Tags: Spitzer Space Telescope (SST), constellation Orion, IC 2118, JPL-Caltech, Luisa M. Rebull, NASA, Witch Head Nebula
NASA/JPL-Caltech/L.Rebull (SSC/ Caltech)
Eight hundred light-years away in the Orion constellation, a gigantic murky cloud called the “Witch Head” nebula is brewing baby stars. The stellar infants are revealed as pink dots in this image from NASA’s Spitzer Space Telescope. Wisps of green in the cloud are carbon-rich molecules called polycyclic aromatic hydrocarbons, which are found on barbecue grills and in automobile exhaust on Earth. This image was obtained as part of the Spitzer Space Telescope Research Program for Teachers and Students, involving high school teachers and their students from across the United States. The infrared image is a three-color composite, in which light with a wavelength of 4.5 microns is blue, 8.0-micron light is green, and 24-micron light is red.
Baby Stars Brewing in the Witch Head Nebula May 24, 2006Posted by jtintle in Deep Space, JPL, NASA, Space Agencies, Space Fotos, Witch Head Nebula.
|NASA/JPL-Caltech/L. Rebull (SSC/Caltech)|
Eight hundred light-years away in the Orion constellation, a gigantic murky cloud called the "Witch Head Nebula" is teeming with dust-obscured newborn stars waiting to be uncovered.
In this image, the super sensitive infrared eyes of NASA's Spitzer Space Telescope reveals 12 new baby stars in a small portion of the cloud commonly referred to as the Witch Head's "pointy chin."
Observations are currently underway to search for infant stars in the rest of the cloud.

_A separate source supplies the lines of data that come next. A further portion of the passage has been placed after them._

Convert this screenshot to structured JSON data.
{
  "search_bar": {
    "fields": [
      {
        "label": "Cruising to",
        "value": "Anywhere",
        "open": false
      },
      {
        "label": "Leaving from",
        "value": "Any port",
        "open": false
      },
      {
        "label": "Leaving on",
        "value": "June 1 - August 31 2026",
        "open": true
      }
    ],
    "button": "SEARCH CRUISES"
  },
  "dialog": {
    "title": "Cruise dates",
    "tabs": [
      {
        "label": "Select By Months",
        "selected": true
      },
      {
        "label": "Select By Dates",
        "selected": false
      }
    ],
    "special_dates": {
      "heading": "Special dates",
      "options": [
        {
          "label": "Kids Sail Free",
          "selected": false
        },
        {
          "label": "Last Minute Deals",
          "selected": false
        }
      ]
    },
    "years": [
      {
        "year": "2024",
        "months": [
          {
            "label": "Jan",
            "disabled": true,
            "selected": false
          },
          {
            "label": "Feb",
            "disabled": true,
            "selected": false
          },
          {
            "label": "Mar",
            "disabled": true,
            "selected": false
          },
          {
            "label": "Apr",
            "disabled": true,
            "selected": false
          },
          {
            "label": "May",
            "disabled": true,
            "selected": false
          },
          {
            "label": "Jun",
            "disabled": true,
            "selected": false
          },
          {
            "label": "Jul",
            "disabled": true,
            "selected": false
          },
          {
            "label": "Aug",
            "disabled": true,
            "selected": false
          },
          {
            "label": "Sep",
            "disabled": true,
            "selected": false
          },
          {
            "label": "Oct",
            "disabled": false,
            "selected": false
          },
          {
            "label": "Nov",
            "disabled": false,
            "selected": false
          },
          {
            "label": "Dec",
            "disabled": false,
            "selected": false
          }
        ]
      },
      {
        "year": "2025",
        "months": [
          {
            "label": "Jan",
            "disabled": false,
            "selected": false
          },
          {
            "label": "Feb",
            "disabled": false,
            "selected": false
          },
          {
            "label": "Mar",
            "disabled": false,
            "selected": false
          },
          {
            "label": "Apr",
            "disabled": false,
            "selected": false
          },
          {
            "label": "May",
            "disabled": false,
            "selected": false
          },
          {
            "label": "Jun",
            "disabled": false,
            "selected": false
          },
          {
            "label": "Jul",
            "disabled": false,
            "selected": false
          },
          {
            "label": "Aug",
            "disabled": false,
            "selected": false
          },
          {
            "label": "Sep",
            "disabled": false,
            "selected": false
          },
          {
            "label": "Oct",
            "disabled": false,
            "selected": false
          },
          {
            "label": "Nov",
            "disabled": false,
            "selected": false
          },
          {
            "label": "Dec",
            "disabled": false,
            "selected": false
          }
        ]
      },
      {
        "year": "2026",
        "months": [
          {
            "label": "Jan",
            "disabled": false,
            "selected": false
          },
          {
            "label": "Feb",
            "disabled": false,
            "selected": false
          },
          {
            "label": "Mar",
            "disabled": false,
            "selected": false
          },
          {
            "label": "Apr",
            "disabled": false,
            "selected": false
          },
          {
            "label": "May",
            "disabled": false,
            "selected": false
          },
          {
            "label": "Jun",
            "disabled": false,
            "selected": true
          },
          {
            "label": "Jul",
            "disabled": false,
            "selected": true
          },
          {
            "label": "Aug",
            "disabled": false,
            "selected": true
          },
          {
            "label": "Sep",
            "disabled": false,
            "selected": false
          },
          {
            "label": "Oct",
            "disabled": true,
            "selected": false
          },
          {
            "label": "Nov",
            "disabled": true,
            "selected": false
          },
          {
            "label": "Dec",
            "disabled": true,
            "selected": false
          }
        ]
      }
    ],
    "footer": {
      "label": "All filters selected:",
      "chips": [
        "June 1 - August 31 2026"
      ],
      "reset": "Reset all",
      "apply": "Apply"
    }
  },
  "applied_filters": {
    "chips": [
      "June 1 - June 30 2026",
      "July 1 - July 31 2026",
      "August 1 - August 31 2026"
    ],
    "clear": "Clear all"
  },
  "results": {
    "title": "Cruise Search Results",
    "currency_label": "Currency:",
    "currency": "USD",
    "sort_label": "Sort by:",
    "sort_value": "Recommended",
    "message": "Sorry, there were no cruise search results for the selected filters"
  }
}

The image is a four-color composite where blue represents 3.6 microns, green depicts 4.5 microns, yellow is 5.8 microns, and red is 8.0 microns